That was the quip my cousin and Reason assistant editor Kerry Howley said to me over drinks at our Grandparents house. She was only half seriously responding to the fact that my company Red Hat works on the One Laptop Per Child initiative. She had written an article pretty much bashing the effort.
We had a fun little debate and I’m not going to put words in her mouth here. You can read her side in the article. She has the one little weakness in that for some reason she respects me and my views. I guess it comes from her and I being the black sheep in the family who pursued careers outside the medical profession. I do wish however she had spoken to a few people within the project though I doubt they would have changed her views.
In any case I could only argue the fact that while there are many things third world countries could use more than inexpensive laptops, this is a way for people with a ceratin skill set to contribute to a solution. I for one don’t know how to solve world hunger but I can write programs that could teach kids motor skills or teach others how write programs for their needs. Anyway, that is beside the point since I am not directly involved in the project and even though there is only a thin partition separating me from the OLPC team at Red Hat, I really have no idea what they are up to.
All I really know is a lot of smart people are working on this project. Trying to predict its impact, success or failure at this point of the game is really not the point. It is a project with a plan and people who have the wherewithal to execute that plan and for me that is a huge first step.
One thing it has already accomplished is to get people to again debate ways to combat poverty and lack of education around the globe. Is it a silver bullet? No. But it is much better than sitting around twiddling our thumbs and ignoring the problem while saying the free market will cure all the worldâ€™s ills. I tend to think it is good when people attack a problem from different angles, even if some of those angles are top down solutions. That is because there is no hard fast rule about anything.

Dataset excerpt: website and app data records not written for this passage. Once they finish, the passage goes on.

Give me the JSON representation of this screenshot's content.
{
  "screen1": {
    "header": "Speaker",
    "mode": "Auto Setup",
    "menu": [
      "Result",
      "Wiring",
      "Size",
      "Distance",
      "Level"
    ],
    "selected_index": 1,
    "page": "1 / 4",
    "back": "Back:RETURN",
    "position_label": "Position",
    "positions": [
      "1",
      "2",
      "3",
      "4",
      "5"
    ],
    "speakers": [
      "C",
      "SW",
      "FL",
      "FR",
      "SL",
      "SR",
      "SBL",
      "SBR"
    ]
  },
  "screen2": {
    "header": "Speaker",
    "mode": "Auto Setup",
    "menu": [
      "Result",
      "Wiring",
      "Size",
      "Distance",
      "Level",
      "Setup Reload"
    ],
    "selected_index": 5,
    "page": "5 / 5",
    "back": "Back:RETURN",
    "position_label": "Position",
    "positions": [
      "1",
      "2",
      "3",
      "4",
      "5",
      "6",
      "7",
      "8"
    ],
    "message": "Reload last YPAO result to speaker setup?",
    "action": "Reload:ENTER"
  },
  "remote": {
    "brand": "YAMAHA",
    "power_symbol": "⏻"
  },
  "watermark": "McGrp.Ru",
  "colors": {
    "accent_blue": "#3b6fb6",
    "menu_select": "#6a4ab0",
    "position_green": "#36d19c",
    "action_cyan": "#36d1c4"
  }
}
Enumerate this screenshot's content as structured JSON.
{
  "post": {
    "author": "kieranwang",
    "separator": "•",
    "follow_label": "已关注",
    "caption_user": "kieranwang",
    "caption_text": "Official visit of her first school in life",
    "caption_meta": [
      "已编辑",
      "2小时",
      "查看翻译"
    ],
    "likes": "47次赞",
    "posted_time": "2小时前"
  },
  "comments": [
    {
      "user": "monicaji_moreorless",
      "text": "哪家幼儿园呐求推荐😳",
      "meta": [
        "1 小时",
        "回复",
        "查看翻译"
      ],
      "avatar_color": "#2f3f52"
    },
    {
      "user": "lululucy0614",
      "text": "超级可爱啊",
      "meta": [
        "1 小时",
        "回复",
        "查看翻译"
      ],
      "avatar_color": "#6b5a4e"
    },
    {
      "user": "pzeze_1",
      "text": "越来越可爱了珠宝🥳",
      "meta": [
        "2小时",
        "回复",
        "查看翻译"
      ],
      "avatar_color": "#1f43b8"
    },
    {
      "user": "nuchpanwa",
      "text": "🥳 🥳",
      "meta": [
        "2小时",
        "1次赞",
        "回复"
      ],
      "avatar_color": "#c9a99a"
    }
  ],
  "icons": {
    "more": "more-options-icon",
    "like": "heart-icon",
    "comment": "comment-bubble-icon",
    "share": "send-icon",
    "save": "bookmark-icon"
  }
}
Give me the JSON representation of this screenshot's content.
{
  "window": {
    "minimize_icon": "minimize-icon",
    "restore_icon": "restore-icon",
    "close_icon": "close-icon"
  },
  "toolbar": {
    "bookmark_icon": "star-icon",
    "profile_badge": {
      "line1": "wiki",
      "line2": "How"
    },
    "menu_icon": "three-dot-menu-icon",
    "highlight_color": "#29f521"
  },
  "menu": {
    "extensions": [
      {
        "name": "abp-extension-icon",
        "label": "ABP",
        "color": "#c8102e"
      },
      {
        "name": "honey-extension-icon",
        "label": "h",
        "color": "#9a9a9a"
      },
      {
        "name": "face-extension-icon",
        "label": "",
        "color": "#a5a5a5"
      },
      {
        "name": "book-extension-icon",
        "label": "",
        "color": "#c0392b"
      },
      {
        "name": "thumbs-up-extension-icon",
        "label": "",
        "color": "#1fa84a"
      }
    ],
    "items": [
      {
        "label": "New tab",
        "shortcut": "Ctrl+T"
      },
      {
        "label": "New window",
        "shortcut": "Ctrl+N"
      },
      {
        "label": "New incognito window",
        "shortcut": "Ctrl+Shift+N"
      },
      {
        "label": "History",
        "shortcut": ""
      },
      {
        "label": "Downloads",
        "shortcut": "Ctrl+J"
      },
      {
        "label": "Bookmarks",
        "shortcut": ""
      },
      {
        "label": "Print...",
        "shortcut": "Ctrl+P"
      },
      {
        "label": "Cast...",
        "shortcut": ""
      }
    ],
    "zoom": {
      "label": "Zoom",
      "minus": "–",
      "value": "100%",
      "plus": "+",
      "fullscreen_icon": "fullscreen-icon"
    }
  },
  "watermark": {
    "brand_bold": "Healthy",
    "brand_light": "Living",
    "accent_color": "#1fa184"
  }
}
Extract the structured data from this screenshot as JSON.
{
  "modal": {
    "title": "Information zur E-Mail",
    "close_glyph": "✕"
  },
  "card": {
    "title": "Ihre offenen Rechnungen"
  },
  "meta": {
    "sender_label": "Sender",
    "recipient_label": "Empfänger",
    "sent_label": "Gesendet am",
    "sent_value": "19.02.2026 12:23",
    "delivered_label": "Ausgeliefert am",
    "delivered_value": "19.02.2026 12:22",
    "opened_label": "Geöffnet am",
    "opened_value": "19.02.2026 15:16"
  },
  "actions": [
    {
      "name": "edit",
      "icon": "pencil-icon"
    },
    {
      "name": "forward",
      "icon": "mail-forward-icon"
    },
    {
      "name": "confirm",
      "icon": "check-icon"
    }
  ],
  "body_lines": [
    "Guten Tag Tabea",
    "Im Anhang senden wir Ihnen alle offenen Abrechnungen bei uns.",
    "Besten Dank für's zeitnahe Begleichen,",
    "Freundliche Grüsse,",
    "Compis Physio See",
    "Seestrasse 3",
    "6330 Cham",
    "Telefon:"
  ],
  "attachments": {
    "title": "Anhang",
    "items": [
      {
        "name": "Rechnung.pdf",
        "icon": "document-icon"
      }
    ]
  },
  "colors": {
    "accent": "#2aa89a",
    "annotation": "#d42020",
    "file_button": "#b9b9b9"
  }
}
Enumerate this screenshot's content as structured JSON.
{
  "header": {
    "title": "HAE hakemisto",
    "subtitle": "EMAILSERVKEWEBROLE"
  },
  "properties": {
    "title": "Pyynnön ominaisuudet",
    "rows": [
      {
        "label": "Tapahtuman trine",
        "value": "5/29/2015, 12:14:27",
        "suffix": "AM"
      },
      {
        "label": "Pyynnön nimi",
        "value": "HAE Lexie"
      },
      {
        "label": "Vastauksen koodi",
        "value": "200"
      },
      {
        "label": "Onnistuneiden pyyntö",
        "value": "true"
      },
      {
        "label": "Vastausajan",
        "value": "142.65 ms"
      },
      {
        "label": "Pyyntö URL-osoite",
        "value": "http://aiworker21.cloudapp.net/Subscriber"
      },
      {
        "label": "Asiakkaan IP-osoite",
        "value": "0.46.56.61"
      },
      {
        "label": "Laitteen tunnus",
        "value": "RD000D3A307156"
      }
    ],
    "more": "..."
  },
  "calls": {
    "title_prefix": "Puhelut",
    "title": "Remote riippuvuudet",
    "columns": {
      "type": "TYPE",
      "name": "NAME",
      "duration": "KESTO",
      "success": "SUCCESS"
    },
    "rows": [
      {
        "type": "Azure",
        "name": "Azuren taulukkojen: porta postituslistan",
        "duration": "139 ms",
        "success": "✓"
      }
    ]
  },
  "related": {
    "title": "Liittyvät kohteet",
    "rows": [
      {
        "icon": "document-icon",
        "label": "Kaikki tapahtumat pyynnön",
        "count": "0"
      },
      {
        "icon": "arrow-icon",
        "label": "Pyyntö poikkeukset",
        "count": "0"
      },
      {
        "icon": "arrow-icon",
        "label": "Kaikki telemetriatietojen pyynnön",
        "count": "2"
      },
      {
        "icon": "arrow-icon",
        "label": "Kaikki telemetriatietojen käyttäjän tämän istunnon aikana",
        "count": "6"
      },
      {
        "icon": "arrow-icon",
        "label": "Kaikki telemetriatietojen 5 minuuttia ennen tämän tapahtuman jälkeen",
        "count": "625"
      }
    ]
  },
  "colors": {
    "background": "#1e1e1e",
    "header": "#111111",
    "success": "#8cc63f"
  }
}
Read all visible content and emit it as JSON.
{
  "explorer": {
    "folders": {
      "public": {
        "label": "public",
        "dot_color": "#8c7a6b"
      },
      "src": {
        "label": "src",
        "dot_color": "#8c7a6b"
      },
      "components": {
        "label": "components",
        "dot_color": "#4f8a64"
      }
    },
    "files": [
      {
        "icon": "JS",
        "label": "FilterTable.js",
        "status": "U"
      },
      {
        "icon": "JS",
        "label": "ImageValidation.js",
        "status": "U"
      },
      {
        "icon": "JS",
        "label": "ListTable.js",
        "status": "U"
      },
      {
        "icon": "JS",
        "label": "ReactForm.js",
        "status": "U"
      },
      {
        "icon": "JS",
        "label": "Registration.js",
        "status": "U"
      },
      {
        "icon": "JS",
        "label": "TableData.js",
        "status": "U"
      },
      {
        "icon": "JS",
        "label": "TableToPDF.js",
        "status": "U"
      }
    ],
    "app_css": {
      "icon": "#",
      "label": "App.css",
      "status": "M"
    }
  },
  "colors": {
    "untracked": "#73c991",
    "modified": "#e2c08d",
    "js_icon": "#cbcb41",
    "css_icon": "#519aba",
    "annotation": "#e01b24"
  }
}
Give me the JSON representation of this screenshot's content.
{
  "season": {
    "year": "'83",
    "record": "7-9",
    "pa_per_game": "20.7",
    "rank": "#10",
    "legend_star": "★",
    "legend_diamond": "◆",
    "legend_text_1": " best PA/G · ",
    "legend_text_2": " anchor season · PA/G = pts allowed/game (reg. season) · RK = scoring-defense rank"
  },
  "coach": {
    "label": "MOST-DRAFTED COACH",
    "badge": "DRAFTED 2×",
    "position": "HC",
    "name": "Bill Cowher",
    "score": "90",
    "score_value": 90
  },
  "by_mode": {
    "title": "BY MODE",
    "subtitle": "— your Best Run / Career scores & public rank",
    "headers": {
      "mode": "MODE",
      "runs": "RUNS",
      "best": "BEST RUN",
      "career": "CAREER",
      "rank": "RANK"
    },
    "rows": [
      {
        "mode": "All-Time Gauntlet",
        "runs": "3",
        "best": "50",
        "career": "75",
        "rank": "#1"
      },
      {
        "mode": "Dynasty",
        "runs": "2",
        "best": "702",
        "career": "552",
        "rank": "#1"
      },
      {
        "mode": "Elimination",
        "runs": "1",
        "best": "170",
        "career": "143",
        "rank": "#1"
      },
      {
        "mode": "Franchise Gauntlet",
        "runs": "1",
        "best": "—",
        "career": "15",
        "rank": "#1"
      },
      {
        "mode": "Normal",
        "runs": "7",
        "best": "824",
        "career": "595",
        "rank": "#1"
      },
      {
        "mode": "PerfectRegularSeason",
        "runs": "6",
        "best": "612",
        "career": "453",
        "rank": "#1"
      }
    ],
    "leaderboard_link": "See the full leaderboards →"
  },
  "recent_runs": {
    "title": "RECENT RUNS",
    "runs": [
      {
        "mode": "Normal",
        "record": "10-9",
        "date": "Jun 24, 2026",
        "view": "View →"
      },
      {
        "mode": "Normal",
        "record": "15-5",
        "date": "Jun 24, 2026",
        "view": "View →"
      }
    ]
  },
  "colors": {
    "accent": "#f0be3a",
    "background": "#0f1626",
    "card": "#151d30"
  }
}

My cousin and I enjoy engaging in these little contests of wit. It spices up the usually boring, what have you been up to, conversations that go through typical family gatherings. For most people, politics at the dinner table is an instant drink in someones face type of faux pas. But for us it is just par for the course. Till the next gathering.[read this post in: ar de es fr it ja ko pt ru zh-CN ]